It’s been another week of writing, this time about early twentieth-century psychologists’ ideas about only children. I’ve managed to draft the main bit, but now I have fiddly bits to add in - psychologists who were less vocal on the subject but said similar things, information about the psychologists, some sort of introduction - and I am starting to get a little fed up now. Not ‘argh I’ve hit the wall and can’t do any more’ fed up but ‘meh, suppose I’d better get this done, not like I have anything else to do anyway’ fed up.
It could just be that I prefer the ‘loads of broad stuff to knock out’ part to the ‘fiddly bits to add in’ part of writing. The former is easier, and you feel more like you’ve actually achieved something because you’re producing loads of words rather than just a few. The approach I took to this work involved looking through all my notes (I’ve read the works of several psychologists who had varying amounts to say about only children) and picked out the four psychologists whose work I thought was most substantial and/or important. I started with E. W. Bohannon, whose unscientific child study survey started off all the only-child bashing, then moved on to Cecil Willett Cunnington. I’m not sure what school of psychology he belonged to, but he had a lot to say about only children, and added explanations to Bohannon’s findings. Then I wrote about Mary Chadwick (somewhat Freudian but not afraid to criticise some of it) and Alfred Adler (daddy of individual psychology). The latter two especially talked about how being an only child was meant to have an impact on the adult they would grow up to be, which Bohannon didn’t really bother with. And it mostly comes down to spoiling, too much time spent with adults and not enough time spent with children.
It might just be that I’m tired. I did contemplate taking the day off writing and going to the BL today instead, but I didn’t really fancy that either. But I’d like to get this done in plenty of time so that my supervisor can have a look at it before I submit it for my board. The good news is we’ve decided that I don’t need to write the whole chapter - which would include 19th century perceptions of only children and the psychology experiments that actually made only children seem good - as by the looks of things I’m going to have 13,000 words without them and I don’t want to give the board members a ridiculous amount to read. I’ll link them to my blogs on those if they really want to know what goes in the gaps. I think I really would hit a wall if I had to write about those as well. Alternating between different PhD activities is definitely the way to go.

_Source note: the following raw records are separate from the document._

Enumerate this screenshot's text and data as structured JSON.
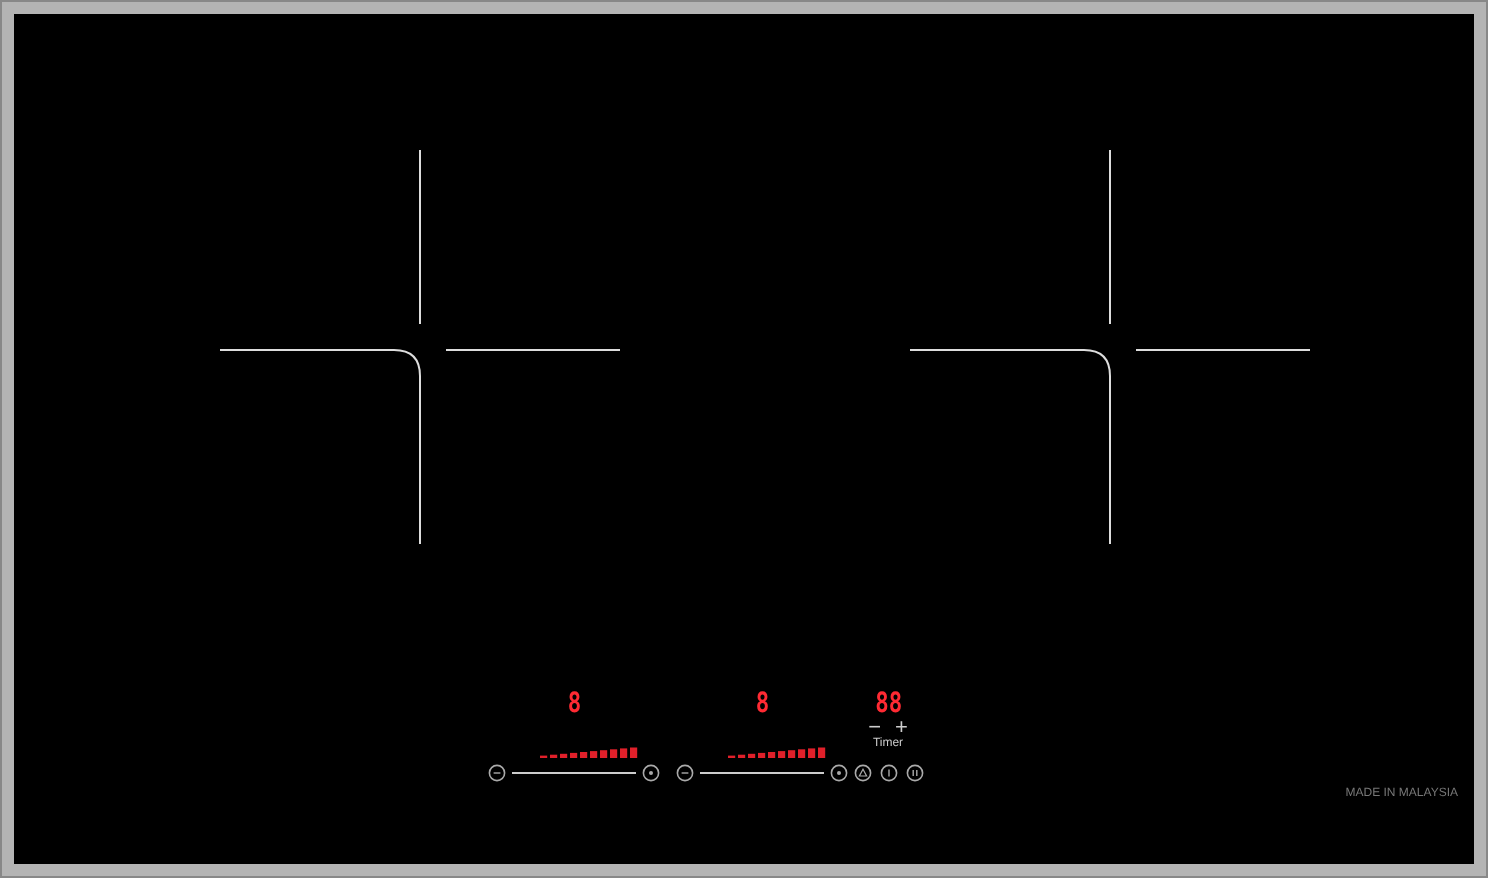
{
  "hob": {
    "zones": [
      {
        "display": "8"
      },
      {
        "display": "8"
      }
    ],
    "timer": {
      "display": "88",
      "minus": "−",
      "plus": "+",
      "label": "Timer"
    },
    "footer": "MADE IN MALAYSIA"
  }
}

I think the part I’m least looking forward to is writing the introduction, though. It’s going to be quite hard to know what to put in, like whether I need a comprehensive history of the use of psychology in child guidance, the different schools and so on. Also, I’ve already got about 800 words later on that explain how psychology entered the public mindset, and I’m wary of accidentally repeating myself, or the effect moving some of that to the introduction might have. On the other hand, it might be nice if I do have to read a little more, because after a couple of weeks of writing, I am starting to miss the reading side.
Hopefully next week I won’t be so sick of writing that I can’t even blog!